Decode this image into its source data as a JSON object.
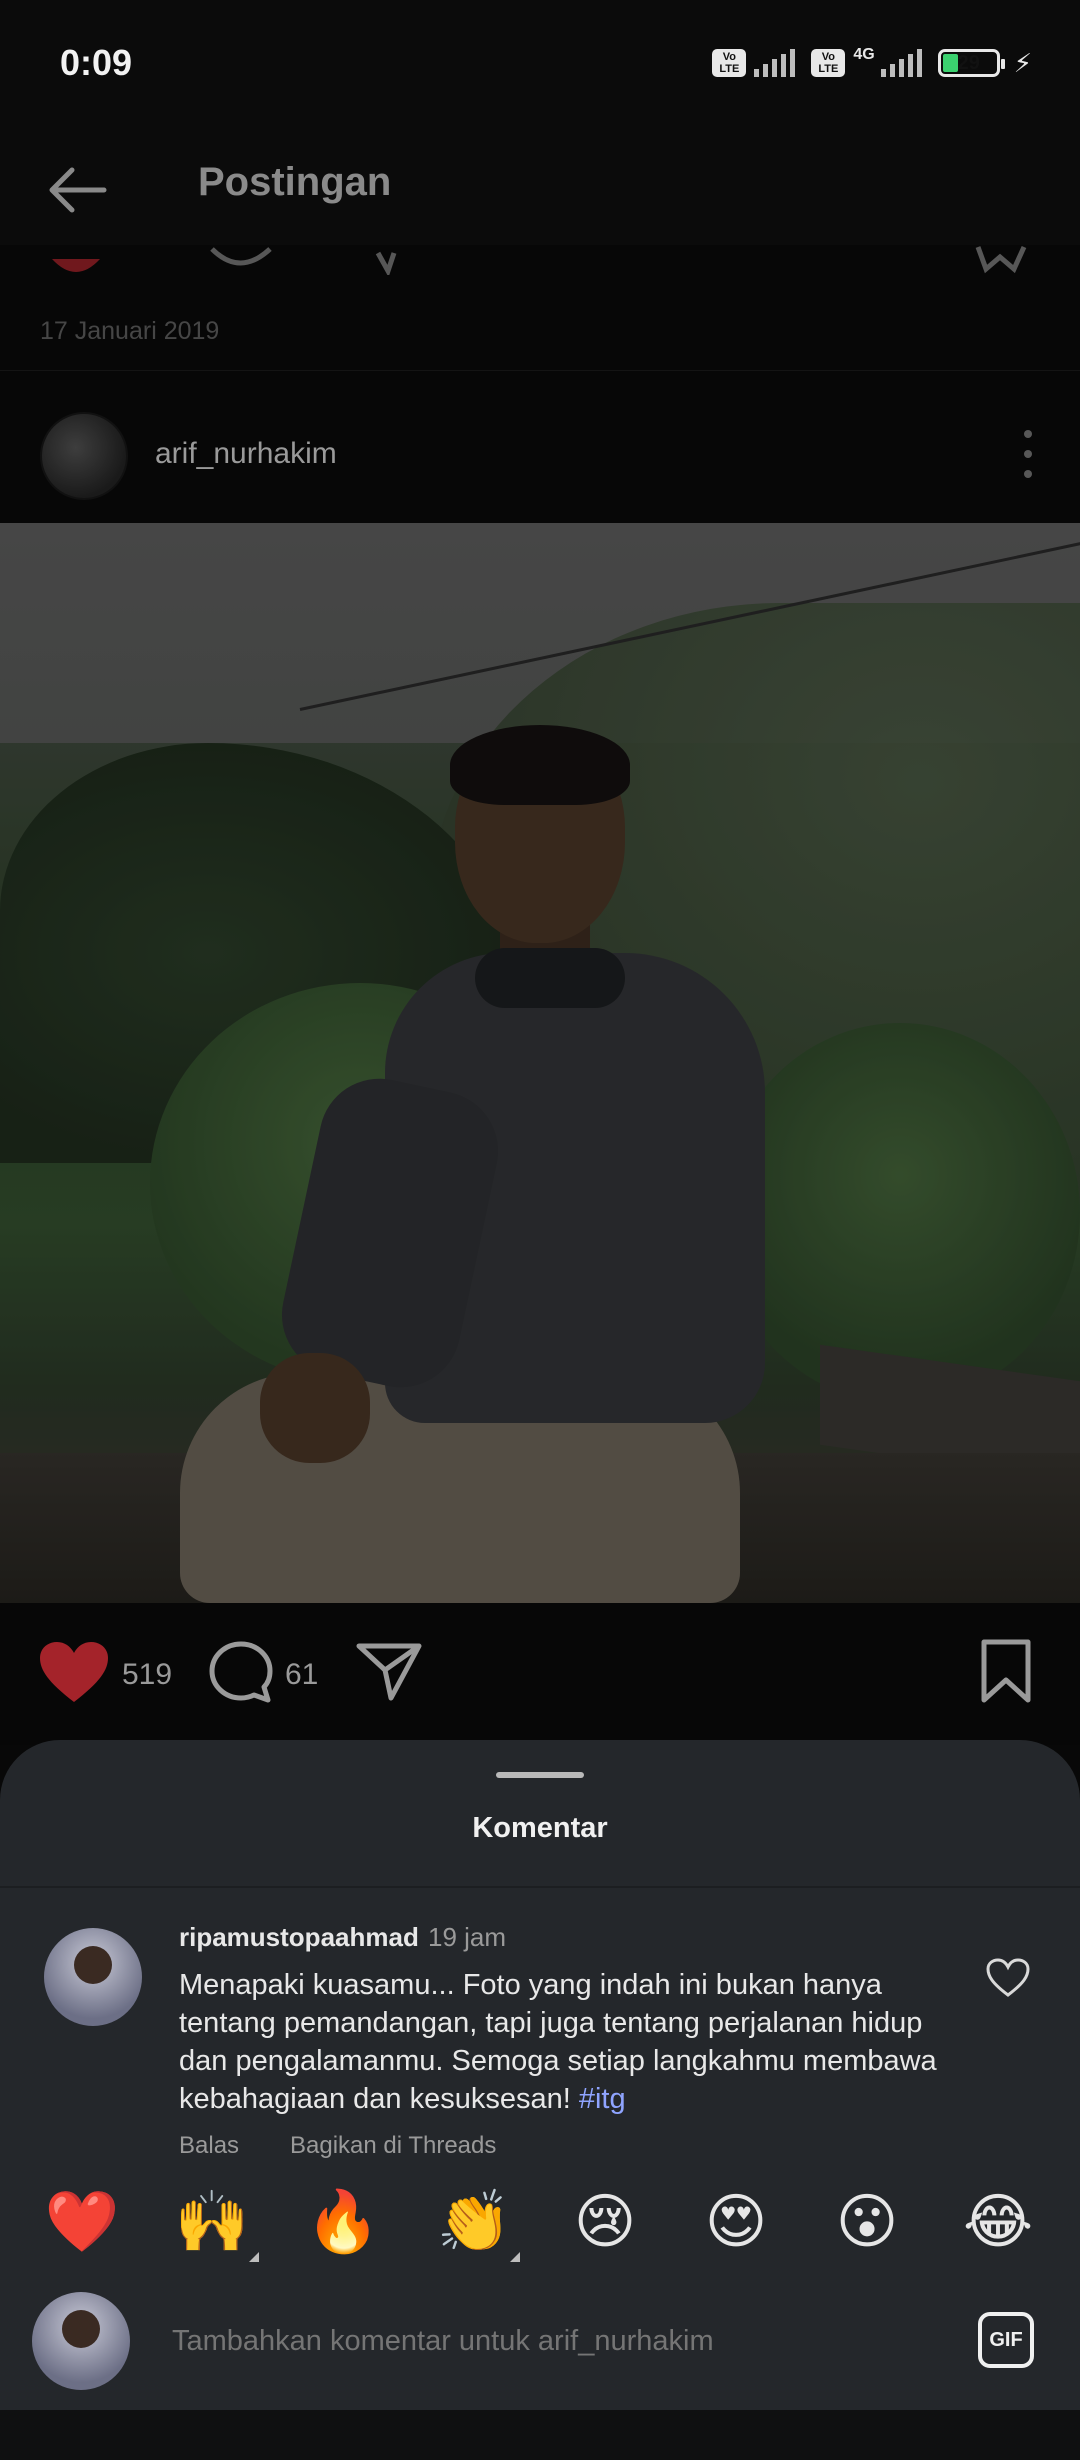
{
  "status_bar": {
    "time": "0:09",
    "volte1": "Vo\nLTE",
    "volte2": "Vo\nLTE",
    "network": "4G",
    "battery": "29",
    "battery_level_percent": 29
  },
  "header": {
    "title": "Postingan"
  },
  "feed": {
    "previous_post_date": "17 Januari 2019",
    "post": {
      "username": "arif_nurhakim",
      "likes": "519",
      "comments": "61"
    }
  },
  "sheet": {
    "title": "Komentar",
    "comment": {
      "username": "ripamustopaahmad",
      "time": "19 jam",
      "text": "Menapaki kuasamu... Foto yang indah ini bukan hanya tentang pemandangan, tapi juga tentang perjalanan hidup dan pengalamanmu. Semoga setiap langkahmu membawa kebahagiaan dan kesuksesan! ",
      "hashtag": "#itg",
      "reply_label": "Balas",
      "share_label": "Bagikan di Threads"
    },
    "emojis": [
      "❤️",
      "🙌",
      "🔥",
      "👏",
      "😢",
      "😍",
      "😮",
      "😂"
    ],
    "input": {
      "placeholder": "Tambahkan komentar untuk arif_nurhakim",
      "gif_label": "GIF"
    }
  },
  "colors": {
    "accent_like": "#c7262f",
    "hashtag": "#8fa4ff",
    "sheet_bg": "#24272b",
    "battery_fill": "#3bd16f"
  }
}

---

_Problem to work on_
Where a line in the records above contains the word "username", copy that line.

_Answer for this exercise_
      "username": "arif_nurhakim",
      "username": "ripamustopaahmad",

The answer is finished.